◆ **Problem description**: Supply the number of lines in the listing below in which the word "Point" occurs, and nothing else.
━━━━━━
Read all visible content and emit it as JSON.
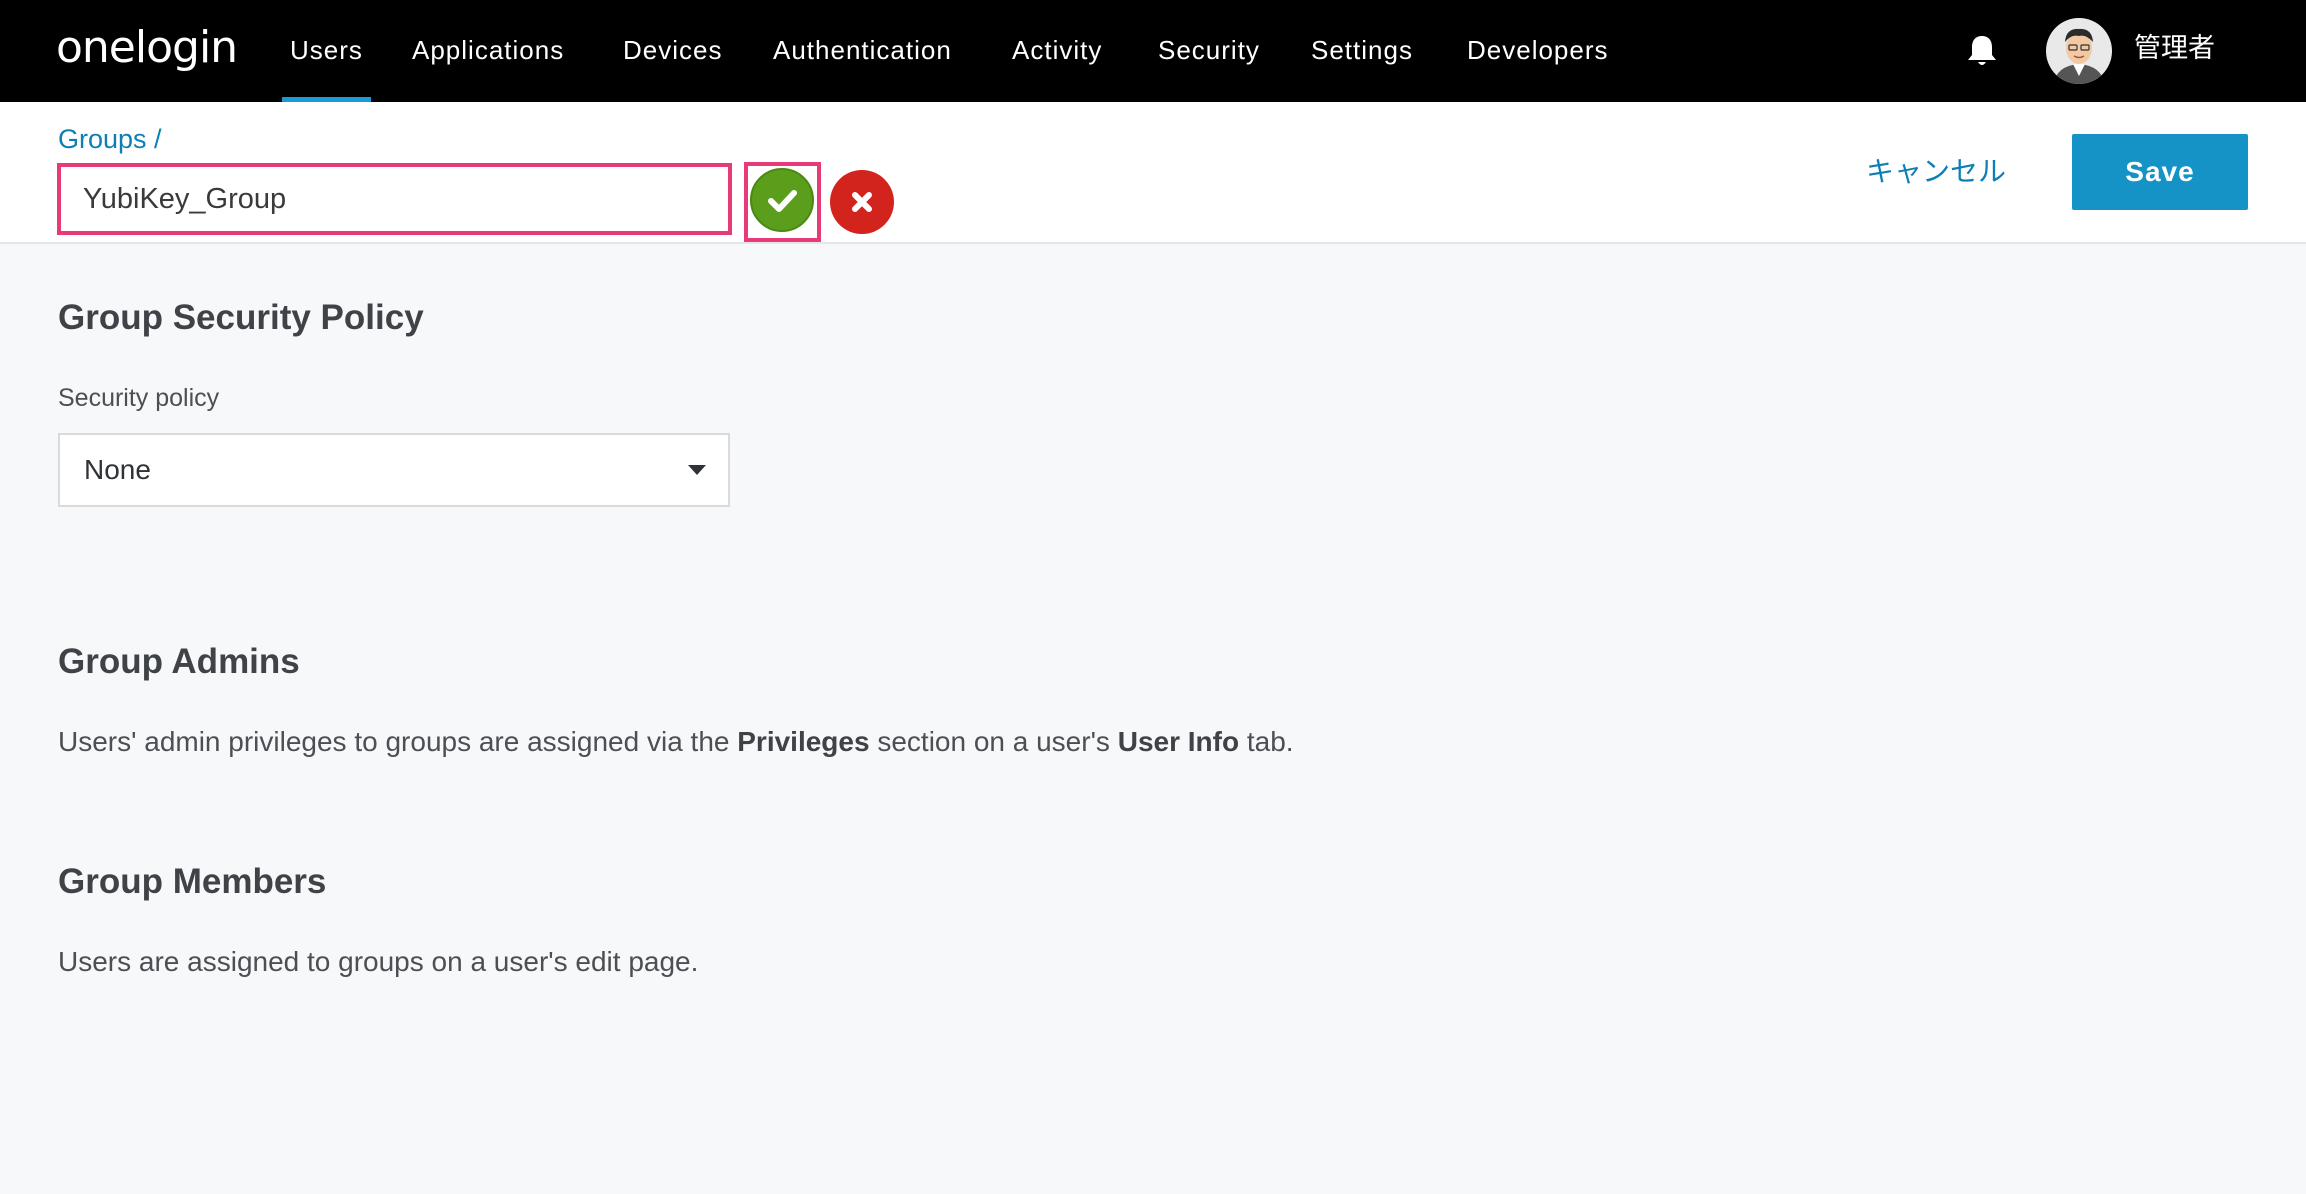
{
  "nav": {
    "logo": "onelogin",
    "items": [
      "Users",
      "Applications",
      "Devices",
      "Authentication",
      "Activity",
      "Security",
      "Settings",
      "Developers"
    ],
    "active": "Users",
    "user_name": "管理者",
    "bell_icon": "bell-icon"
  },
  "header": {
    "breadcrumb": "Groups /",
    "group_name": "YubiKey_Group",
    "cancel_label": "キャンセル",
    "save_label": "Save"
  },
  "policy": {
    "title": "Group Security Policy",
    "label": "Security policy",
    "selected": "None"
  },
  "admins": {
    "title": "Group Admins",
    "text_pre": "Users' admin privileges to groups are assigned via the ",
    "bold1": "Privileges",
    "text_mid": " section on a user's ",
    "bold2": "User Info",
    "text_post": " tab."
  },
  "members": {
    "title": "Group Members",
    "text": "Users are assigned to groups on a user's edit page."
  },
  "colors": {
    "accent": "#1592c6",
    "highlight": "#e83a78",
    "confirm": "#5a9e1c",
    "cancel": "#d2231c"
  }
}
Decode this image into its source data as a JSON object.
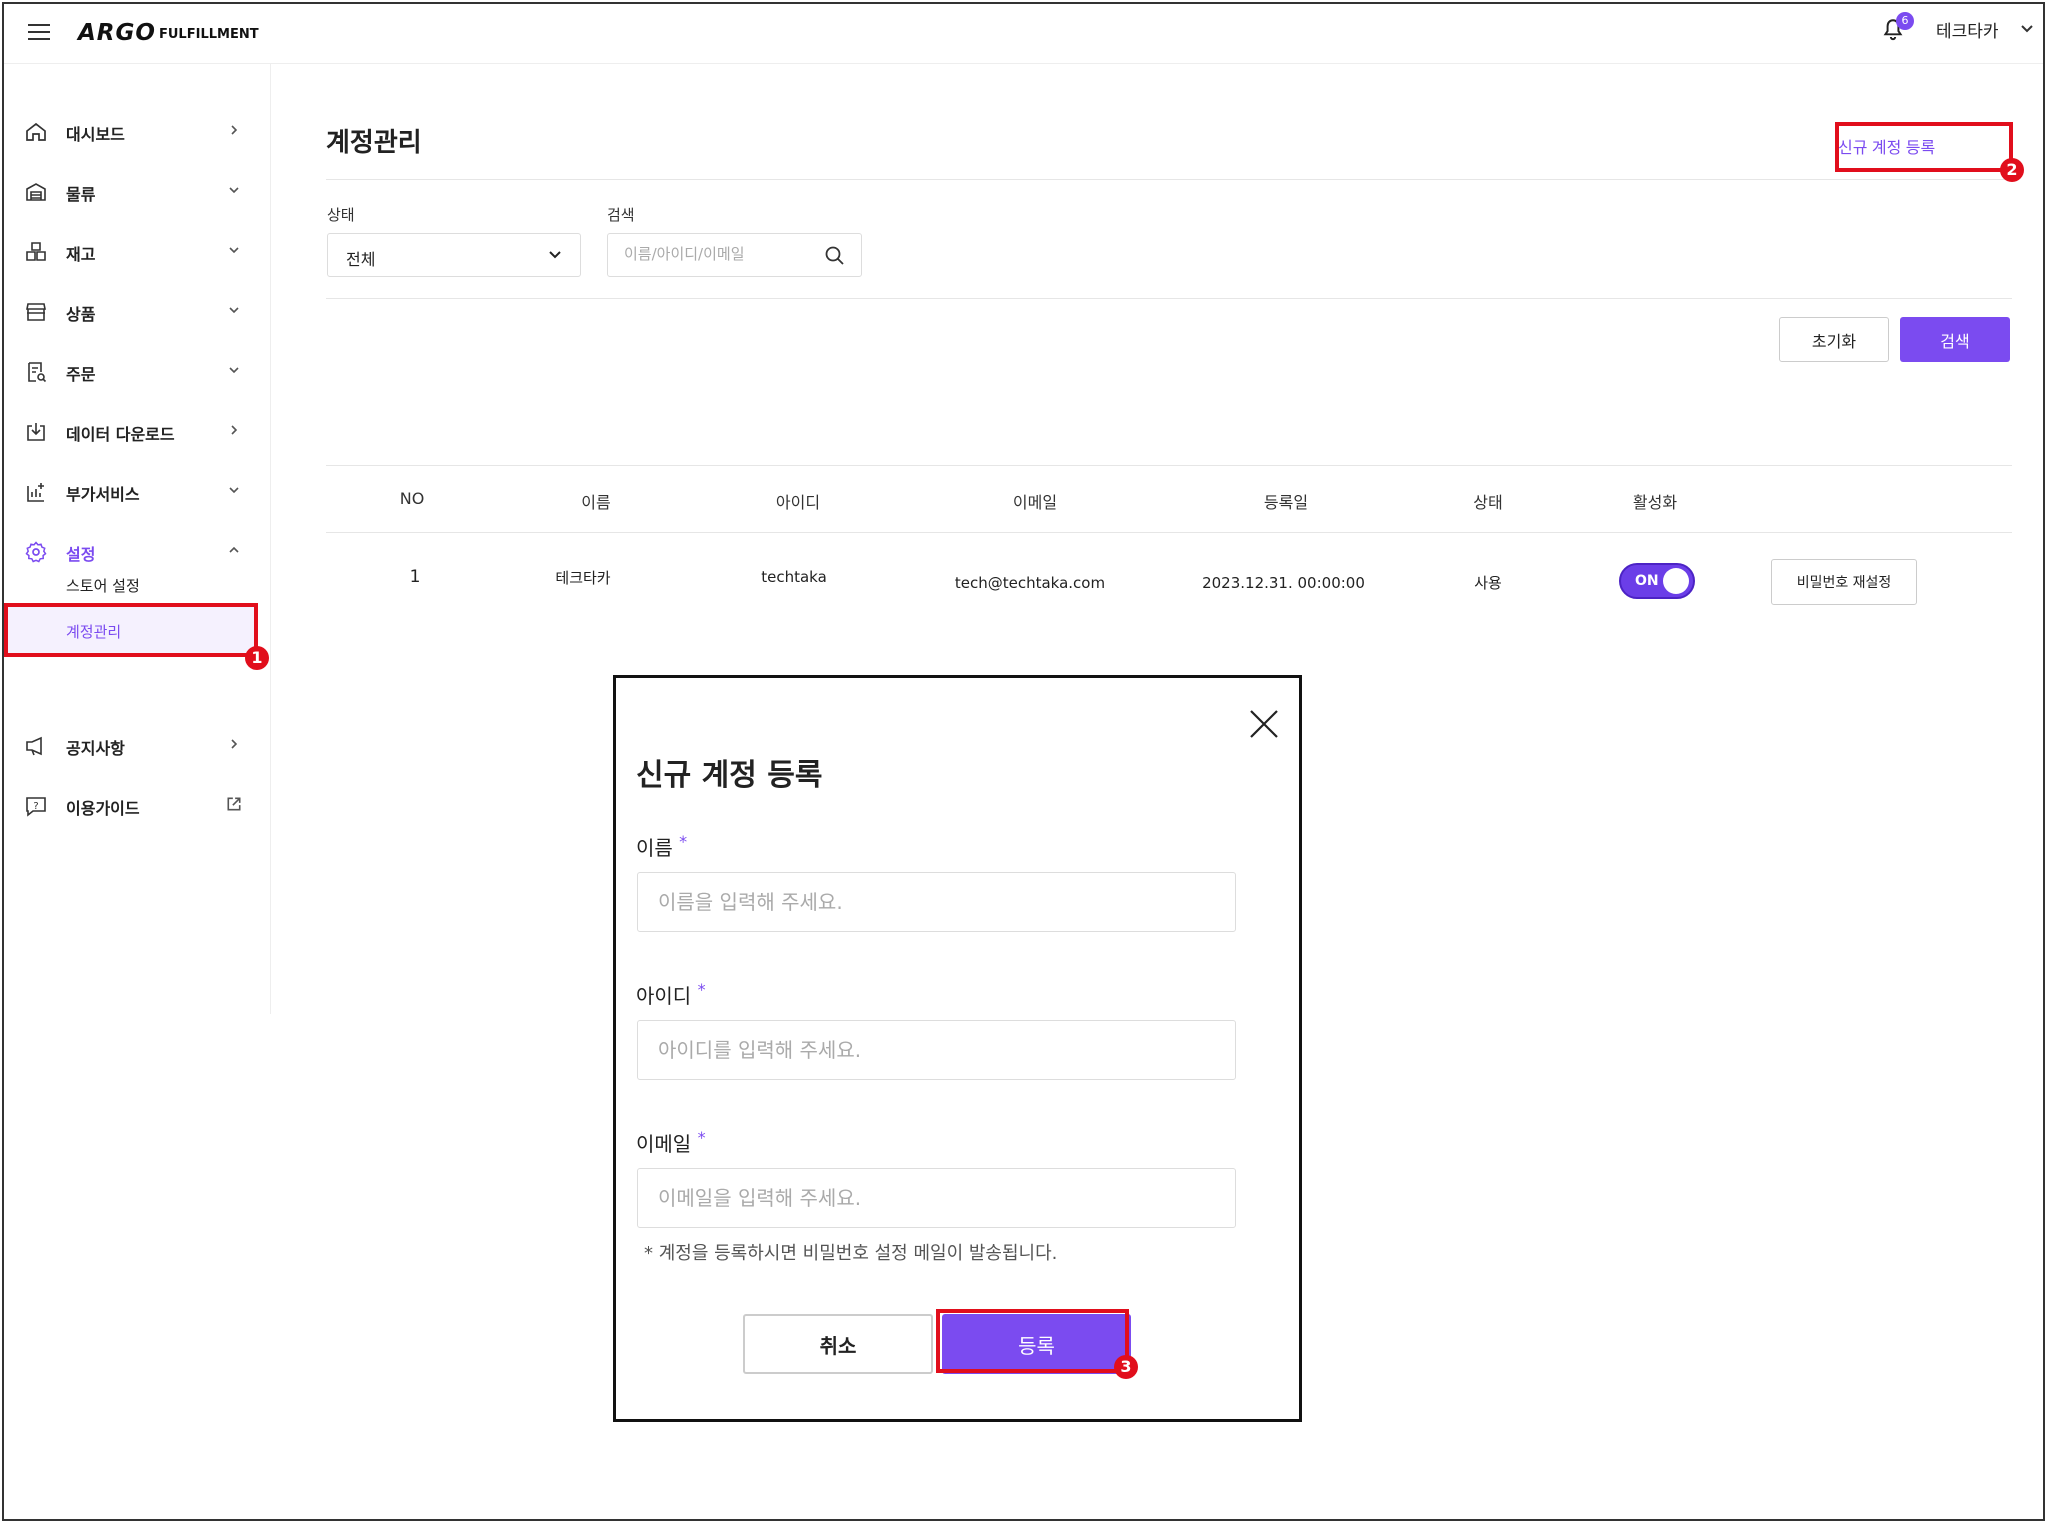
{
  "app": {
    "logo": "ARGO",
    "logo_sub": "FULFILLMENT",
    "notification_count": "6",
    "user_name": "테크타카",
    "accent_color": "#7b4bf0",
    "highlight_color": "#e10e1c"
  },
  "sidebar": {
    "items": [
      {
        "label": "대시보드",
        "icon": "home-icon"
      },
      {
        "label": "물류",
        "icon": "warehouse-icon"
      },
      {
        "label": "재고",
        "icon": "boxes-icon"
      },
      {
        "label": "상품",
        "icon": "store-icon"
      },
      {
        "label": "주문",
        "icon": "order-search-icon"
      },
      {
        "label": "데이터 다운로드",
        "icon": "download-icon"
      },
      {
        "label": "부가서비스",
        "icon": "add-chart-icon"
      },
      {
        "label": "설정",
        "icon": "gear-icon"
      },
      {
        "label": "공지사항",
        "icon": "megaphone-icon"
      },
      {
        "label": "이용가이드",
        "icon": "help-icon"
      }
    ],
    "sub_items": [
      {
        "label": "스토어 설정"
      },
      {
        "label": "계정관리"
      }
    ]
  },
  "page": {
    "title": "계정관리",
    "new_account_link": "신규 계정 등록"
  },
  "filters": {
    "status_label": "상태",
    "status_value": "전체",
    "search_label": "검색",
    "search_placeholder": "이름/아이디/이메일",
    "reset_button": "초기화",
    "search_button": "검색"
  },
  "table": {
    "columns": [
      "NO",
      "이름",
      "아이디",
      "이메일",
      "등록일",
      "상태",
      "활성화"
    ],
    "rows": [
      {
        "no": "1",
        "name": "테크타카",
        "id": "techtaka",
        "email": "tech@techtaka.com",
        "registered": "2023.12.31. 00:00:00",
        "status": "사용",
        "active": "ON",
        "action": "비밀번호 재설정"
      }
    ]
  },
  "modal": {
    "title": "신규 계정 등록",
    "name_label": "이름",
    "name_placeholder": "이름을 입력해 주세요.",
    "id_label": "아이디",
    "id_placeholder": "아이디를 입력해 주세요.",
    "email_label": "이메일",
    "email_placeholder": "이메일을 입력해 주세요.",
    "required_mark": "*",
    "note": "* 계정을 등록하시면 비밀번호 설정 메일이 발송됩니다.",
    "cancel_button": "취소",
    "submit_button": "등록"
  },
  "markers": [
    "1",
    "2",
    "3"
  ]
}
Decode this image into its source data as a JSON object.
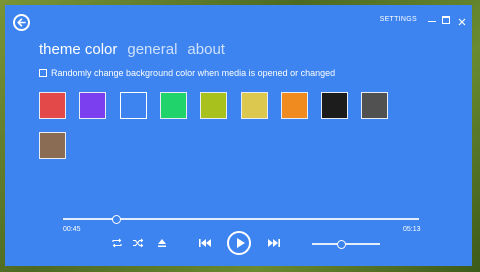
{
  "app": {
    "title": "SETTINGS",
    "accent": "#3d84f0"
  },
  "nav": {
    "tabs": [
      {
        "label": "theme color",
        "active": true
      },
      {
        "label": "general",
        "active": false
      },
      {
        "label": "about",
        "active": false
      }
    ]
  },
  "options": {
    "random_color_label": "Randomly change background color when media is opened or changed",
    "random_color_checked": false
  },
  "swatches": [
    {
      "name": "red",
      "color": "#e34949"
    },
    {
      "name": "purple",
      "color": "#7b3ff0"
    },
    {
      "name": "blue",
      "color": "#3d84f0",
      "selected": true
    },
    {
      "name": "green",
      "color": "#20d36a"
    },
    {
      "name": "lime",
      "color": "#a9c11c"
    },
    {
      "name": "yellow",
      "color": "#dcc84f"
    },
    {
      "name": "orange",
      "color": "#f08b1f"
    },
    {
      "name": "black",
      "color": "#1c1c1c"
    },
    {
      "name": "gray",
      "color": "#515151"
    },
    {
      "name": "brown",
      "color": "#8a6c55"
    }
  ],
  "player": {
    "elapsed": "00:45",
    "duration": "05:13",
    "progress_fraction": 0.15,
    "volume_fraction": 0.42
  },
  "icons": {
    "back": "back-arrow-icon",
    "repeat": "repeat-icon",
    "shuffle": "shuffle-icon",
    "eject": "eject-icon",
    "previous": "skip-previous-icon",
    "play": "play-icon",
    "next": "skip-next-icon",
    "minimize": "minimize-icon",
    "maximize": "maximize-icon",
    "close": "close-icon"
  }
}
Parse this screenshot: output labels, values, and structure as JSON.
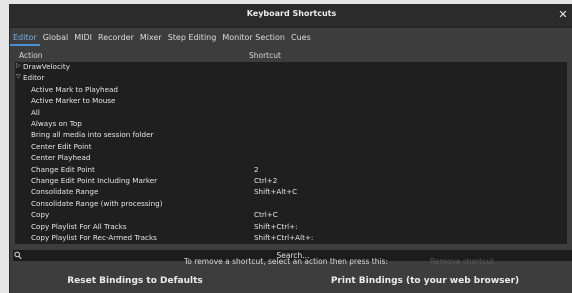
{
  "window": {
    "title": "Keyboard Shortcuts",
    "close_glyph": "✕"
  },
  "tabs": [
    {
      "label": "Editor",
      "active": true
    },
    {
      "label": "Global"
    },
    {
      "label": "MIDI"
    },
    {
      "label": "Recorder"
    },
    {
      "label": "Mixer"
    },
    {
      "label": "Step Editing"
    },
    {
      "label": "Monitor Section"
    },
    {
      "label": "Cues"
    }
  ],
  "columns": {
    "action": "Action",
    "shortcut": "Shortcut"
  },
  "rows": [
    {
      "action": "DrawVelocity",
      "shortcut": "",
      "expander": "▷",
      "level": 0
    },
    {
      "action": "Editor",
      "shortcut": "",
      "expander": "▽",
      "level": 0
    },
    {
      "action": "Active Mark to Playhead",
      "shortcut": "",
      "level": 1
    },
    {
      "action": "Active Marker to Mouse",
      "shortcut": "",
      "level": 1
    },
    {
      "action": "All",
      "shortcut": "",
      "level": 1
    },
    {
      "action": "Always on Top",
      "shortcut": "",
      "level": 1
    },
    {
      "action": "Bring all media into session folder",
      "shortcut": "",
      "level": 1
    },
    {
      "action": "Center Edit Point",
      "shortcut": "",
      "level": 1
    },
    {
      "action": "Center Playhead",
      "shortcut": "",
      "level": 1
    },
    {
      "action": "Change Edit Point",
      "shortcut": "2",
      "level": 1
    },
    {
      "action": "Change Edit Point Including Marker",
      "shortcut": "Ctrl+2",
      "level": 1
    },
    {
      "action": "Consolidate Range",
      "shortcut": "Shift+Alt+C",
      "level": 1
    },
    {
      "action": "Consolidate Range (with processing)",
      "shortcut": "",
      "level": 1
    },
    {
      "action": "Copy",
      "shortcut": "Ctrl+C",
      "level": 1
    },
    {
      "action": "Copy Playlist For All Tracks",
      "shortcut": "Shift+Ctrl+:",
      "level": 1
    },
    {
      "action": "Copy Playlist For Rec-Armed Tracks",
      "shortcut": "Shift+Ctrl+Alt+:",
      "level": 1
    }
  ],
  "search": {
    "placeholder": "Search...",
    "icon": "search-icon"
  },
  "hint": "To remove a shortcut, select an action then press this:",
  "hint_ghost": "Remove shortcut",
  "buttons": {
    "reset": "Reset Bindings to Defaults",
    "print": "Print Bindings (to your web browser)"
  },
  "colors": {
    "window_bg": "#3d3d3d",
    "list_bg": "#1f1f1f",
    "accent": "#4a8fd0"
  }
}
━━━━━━
◆ **Solution**: 3